Finally, the prophet Isaiah tells us to keep the Sabbath. One might wonder how that fits in to this call to Social Action. Well, if we don’t take the time to experience the beauty, rest and joy of Shabbat, we can easily become burned out in our efforts to better the world. Shabbat is a taste of dream, a weekly experience of “the World to Come,” that is what life on our planet will be like when we truly perfect the world as God’s partners. Let us enjoy it, savor it and honor it.
At CBI, we have a regular Shabbat morning minyan, people who come faithfully nearly every week to pray, learn Torah and shmooze over Kiddush. Shabbat morning has become our main service of the week. On Friday nights, too, at Mishpachah Shabbat and Scholars’ Shabbats, we have a full house. It’s especially great to see all the families with young children who come to the Mishpachah services. But at many of our regular Friday night services, when there’s not a special program, things have been too quiet lately. We’ve missed you. If you’ve forgotten what a delight Shabbat can be, perhaps your answer to the shofar’s call can be to attend Kabbalat Shabbat and to celebrate with us.

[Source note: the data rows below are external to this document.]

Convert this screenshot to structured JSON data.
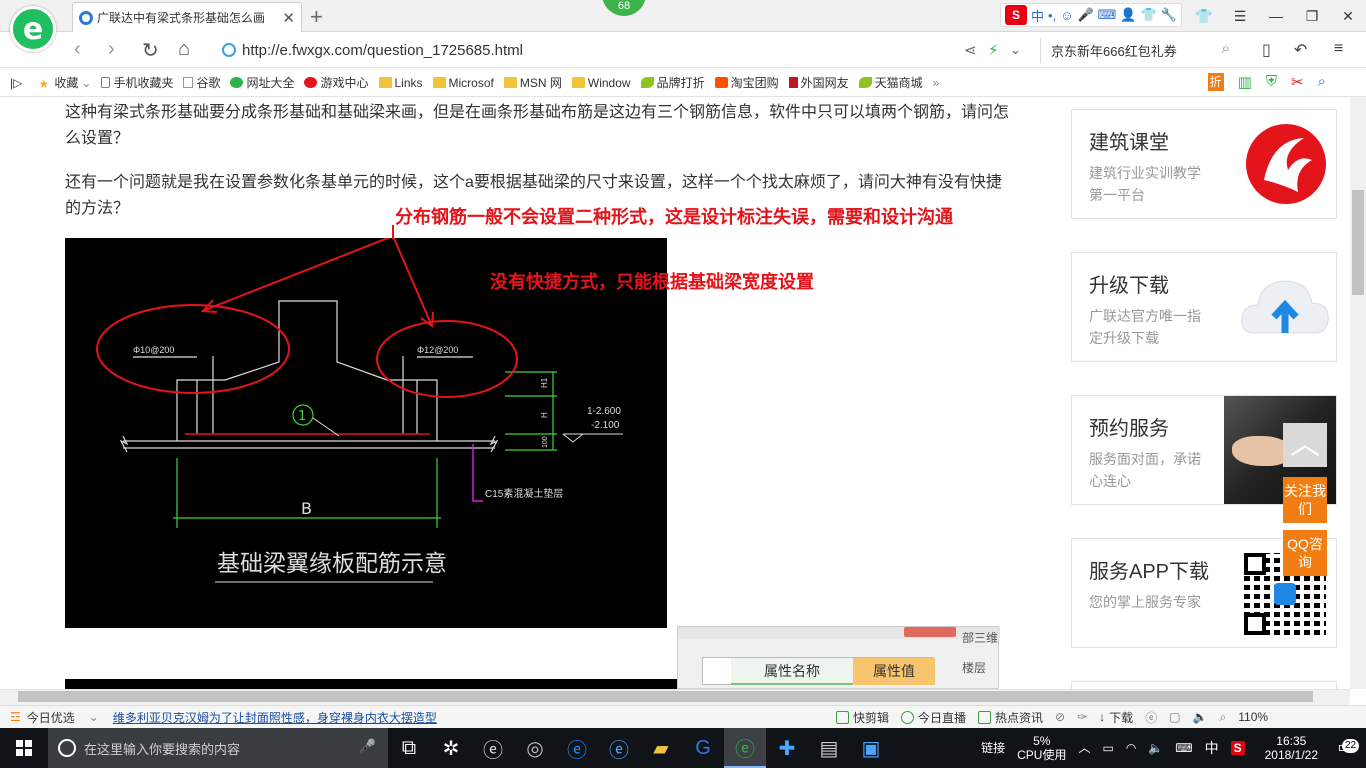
{
  "browser": {
    "tab_title": "广联达中有梁式条形基础怎么画",
    "badge": "68",
    "url": "http://e.fwxgx.com/question_1725685.html",
    "search_text": "京东新年666红包礼券",
    "ime_label": "中",
    "bookmarks": [
      {
        "label": "收藏",
        "icon": "star-icon"
      },
      {
        "label": "手机收藏夹",
        "icon": "phone-icon"
      },
      {
        "label": "谷歌",
        "icon": "page-icon"
      },
      {
        "label": "网址大全",
        "icon": "globe-icon"
      },
      {
        "label": "游戏中心",
        "icon": "game-icon"
      },
      {
        "label": "Links",
        "icon": "folder-icon"
      },
      {
        "label": "Microsof",
        "icon": "folder-icon"
      },
      {
        "label": "MSN 网",
        "icon": "folder-icon"
      },
      {
        "label": "Window",
        "icon": "folder-icon"
      },
      {
        "label": "品牌打折",
        "icon": "leaf-icon"
      },
      {
        "label": "淘宝团购",
        "icon": "taobao-icon"
      },
      {
        "label": "外国网友",
        "icon": "flag-icon"
      },
      {
        "label": "天猫商城",
        "icon": "leaf-icon"
      }
    ],
    "more_bookmarks": "»",
    "bm_right_label": "折"
  },
  "question": {
    "para1": "这种有梁式条形基础要分成条形基础和基础梁来画，但是在画条形基础布筋是这边有三个钢筋信息，软件中只可以填两个钢筋，请问怎么设置？",
    "para2": "还有一个问题就是我在设置参数化条基单元的时候，这个a要根据基础梁的尺寸来设置，这样一个个找太麻烦了，请问大神有没有快捷的方法？"
  },
  "annotations": {
    "answer1": "分布钢筋一般不会设置二种形式，这是设计标注失误，需要和设计沟通",
    "answer2": "没有快捷方式，只能根据基础梁宽度设置"
  },
  "cad": {
    "rebar_left": "Φ10@200",
    "rebar_right": "Φ12@200",
    "elev1": "1-2.600",
    "elev2": "-2.100",
    "dim_h": "H",
    "dim_h1": "H1",
    "dim_100": "100",
    "circle_label": "1",
    "width_label": "B",
    "concrete_label": "C15素混凝土垫层",
    "caption": "基础梁翼缘板配筋示意"
  },
  "popup": {
    "header_name": "属性名称",
    "header_value": "属性值",
    "side_text1": "部三维",
    "side_text2": "楼层"
  },
  "sidebar": {
    "cards": [
      {
        "title": "建筑课堂",
        "desc": "建筑行业实训教学第一平台"
      },
      {
        "title": "升级下载",
        "desc": "广联达官方唯一指定升级下载"
      },
      {
        "title": "预约服务",
        "desc": "服务面对面，承诺心连心"
      },
      {
        "title": "服务APP下载",
        "desc": "您的掌上服务专家"
      }
    ],
    "float_follow": "关注我们",
    "float_qq": "QQ咨询",
    "back_top": "︿"
  },
  "statusbar": {
    "news_label": "今日优选",
    "news_text": "维多利亚贝克汉姆为了让封面照性感，身穿裸身内衣大摆造型",
    "items": [
      "快剪辑",
      "今日直播",
      "热点资讯",
      "下载"
    ],
    "zoom": "110%"
  },
  "taskbar": {
    "search_placeholder": "在这里输入你要搜索的内容",
    "tray_link": "链接",
    "cpu_percent": "5%",
    "cpu_label": "CPU使用",
    "ime": "中",
    "time": "16:35",
    "date": "2018/1/22",
    "notifications": "22"
  }
}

What is the fast that God requires? It is to do our small part in the repairing the world, to put our little piece in the great puzzle of humanity. To create a caring congregation. To get in the tzedakah habit. To find our mitzvah passion and sign on for it. To tend to our own spirituality and build our community by keeping the Sabbath as a taste of the World to Come.
This is the fast that God requires, the call of the shofar to which we must respond.